Items from a data source

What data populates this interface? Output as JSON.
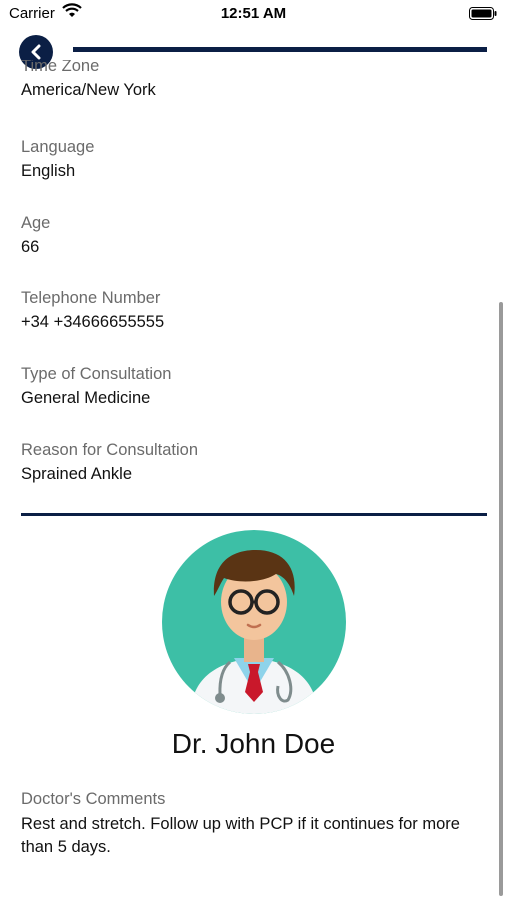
{
  "status_bar": {
    "carrier": "Carrier",
    "time": "12:51 AM"
  },
  "progress": {
    "fraction": 1.0,
    "color": "#0b1f45"
  },
  "fields": [
    {
      "label": "Time Zone",
      "value": "America/New York"
    },
    {
      "label": "Language",
      "value": "English"
    },
    {
      "label": "Age",
      "value": "66"
    },
    {
      "label": "Telephone Number",
      "value": "+34 +34666655555"
    },
    {
      "label": "Type of Consultation",
      "value": "General Medicine"
    },
    {
      "label": "Reason for Consultation",
      "value": "Sprained Ankle"
    }
  ],
  "doctor": {
    "name": "Dr. John Doe",
    "avatar_icon": "doctor-avatar-icon"
  },
  "comments": {
    "label": "Doctor's Comments",
    "text": "Rest and stretch. Follow up with PCP if it continues for more than 5 days."
  },
  "colors": {
    "accent": "#0b1f45",
    "avatar_bg": "#3dbfa6"
  }
}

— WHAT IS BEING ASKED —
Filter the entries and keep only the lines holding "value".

— SOLUTION —
      "value": "America/New York"
      "value": "English"
      "value": "66"
      "value": "+34 +34666655555"
      "value": "General Medicine"
      "value": "Sprained Ankle"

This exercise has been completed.